You will probably gain a new appreciation for cigars if you go to a factory and see how they’re made. But you’ll undoubtedly have a deep-seated respect and admiration for cigar rollers if you try to roll a cigar yourself. This, of course, was the purpose of the self-explanatory seminar dubbed Roll Your Own, a perennial Big Smoke seminar favorite that gives everyone in the audience a chance to try their hand at constructing a handmade cigar. The best of the best won prizes. Even the worst won prizes as sort of a Razzie Award for lousiest roller, but one thing was constant no matter the skill level—everyone had fun. While working, they puffed on Archetype and Psyko Seven Nicaragua cigars from Ventura.
Hosting the seminar was Michael Giannini, general manager of Ventura Cigar Co., along with Indiana Ortez, a young Nicaraguan cigarmaker for Agrotabacos who has been collaborating with Ventura since 2018. Ortez was up on the dais as the expert roller in the room, and a camera focused on her workstation, projecting the video onto large screens to show the audience proper form and technique as she deftly cut a piece of wrapper tobacco and applied it to a cigar in one flawless motion.
Everybody attending the seminar was given a small plastic mat to serve as a rolling table, a piece of wrapper tobacco, a razor blade and a bit of odorless, flavorless vegetable glue. They were also given a cigar that was missing its wrapper—the combination of filler and binder leaves known as a bunch in a cigar factory. Each participant was tasked with cutting the wrapper leaf to size and applying it properly.
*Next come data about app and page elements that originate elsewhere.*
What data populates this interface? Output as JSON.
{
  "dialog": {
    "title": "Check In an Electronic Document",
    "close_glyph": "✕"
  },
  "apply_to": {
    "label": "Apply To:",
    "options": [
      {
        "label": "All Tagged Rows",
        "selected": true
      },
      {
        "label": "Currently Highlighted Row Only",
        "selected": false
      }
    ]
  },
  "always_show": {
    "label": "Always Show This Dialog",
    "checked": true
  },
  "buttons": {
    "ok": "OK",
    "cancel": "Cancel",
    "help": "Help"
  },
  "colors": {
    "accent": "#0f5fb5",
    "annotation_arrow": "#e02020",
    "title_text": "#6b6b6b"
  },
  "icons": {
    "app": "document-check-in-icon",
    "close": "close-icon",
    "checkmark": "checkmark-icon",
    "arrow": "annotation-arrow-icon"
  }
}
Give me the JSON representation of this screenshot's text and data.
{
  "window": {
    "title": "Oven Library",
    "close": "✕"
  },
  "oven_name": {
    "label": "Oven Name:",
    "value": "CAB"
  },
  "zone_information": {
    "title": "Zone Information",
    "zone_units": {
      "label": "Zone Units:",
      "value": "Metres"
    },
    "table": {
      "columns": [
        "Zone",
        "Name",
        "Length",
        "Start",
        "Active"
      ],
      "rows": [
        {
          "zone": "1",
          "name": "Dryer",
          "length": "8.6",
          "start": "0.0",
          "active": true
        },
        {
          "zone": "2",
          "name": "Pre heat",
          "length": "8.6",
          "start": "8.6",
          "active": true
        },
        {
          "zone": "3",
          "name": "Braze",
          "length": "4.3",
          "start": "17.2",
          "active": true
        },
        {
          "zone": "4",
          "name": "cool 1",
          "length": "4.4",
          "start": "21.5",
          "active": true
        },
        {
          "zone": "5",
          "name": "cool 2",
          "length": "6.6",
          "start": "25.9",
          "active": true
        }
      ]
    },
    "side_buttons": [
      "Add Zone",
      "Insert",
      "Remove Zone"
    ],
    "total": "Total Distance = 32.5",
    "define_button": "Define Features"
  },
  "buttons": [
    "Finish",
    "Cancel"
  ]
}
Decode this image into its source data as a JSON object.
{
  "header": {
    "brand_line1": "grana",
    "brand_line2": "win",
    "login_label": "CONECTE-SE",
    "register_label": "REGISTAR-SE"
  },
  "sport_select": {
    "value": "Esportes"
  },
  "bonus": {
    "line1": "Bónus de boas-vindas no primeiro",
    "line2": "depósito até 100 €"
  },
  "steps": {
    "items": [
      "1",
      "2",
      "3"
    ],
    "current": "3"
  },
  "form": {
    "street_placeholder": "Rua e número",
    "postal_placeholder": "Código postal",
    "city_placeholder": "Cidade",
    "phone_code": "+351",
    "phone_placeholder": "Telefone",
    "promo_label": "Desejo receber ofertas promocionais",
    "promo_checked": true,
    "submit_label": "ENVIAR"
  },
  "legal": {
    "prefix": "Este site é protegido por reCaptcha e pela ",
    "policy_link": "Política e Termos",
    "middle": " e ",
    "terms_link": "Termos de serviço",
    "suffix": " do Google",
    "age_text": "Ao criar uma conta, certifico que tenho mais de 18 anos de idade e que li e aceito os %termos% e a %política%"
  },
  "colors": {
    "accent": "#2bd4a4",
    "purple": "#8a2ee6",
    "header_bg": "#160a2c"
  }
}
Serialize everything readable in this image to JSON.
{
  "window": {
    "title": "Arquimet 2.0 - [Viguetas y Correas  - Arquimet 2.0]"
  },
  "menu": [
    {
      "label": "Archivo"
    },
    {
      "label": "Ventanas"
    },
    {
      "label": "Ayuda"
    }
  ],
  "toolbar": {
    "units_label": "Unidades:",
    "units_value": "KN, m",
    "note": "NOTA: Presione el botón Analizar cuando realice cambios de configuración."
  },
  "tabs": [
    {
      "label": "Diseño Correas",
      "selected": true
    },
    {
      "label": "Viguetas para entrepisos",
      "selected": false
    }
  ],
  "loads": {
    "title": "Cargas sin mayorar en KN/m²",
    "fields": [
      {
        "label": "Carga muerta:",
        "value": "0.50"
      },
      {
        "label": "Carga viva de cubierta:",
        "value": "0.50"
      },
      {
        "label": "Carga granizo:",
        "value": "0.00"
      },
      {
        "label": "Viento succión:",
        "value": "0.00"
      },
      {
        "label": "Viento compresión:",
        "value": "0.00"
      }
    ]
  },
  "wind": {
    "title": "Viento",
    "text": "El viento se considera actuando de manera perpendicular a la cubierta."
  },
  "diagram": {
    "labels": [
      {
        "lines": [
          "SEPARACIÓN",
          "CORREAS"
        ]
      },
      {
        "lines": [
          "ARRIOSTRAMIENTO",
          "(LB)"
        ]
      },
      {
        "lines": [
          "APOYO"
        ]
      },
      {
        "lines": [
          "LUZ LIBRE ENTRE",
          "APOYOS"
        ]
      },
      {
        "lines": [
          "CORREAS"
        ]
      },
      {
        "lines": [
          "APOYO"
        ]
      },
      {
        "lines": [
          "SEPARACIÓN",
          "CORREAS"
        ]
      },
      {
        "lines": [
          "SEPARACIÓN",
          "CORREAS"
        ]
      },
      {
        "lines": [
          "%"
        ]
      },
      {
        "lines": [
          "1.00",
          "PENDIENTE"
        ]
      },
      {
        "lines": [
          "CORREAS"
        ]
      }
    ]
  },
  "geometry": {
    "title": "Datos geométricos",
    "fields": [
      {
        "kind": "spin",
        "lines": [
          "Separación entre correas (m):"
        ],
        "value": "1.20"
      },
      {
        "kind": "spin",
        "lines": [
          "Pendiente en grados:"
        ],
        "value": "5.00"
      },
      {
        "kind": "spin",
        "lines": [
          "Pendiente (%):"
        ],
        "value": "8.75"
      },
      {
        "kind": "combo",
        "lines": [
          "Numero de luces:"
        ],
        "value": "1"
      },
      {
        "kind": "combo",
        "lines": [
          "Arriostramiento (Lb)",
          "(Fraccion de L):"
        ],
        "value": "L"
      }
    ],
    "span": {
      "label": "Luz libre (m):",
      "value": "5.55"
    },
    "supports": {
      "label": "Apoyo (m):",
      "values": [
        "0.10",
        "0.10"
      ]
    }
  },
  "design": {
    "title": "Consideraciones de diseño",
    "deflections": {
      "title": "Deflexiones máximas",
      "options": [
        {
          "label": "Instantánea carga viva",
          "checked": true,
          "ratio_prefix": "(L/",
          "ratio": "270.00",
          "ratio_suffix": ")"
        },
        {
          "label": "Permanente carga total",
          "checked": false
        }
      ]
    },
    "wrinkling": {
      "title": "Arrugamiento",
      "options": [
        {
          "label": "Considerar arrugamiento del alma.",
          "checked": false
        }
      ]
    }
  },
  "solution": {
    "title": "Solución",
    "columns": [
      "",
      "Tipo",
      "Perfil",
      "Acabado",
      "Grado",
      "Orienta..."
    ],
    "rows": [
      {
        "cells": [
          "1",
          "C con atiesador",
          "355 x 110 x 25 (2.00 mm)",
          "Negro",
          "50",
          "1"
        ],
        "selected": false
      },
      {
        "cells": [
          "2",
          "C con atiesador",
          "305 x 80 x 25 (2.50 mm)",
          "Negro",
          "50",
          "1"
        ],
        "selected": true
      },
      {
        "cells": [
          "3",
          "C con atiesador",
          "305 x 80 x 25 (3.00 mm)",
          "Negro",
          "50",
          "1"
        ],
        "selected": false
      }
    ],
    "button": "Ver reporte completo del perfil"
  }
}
“This is the most expensive part of the cigar,” said Giannini of the wrapper. “Roll it vein side up so the smoother part of the wrapper is on the outside of the cigar. If you roll it using the wrong side, it will look like you’re wearing your pants inside out.”
When rolling properly, the idea is to get the wrapper onto the cigar as tightly as possible without tearing it. That’s done by stretching the tobacco leaf and keeping it taught on the table as you roll. Then, a bit of vegetable glue is applied to the head before twisting the wrapper to a pigtail cap and slicing off any excess tobacco.
Up on screen, Ortez performed these steps fluidly and flawlessly. In the audience, most weren’t as skilled.
“If you made this in our factory, you’d be asked to leave,” joked Giannini as he walked around the room. Making fun of poorly made cigars has always been part of the Roll Your Own seminar. It may sound like some puritanical form of cigar shaming, but the good-natured insults are all part of the tradition and always fill the room with laughter.
Anyone who thought their cigar was well rolled had the opportunity to enter it in a contest, which is also a Roll Your Own tradition. Giannini and Ortez judged the entrants. There were prizes for the worst rolled (a box of cigars and a hat), prizes for the most creative and even the most bizarre.
The criteria for winning the grand prize, however, was three-fold: The wrapper had to show three seams across the cigar (no more, no less); the wrapper had to be wrinkle-free and adhere tightly to the bunch; and the head had to have a neatly twisted pigtail cap.
In the end, the best cigar was rolled by Fletcher Wells of Maryland Heights, Missouri, a now five-time winner of the Roll Your Own contest. He took home a grand prize that amounted to more than 150 Ventura cigars.
And before the audience members could light up the next smoke, their makeshift cigar-rolling workstations were quickly converted into drink stations. The mats and razor blades turned into four glasses filled with Tequila and mezcal. The Big Smoke was approaching its boozy end as the final seminar on spirits was about to begin.
Save The Date
The Big Smoke Las Vegas returns to the Mirage November 20-22, 2020.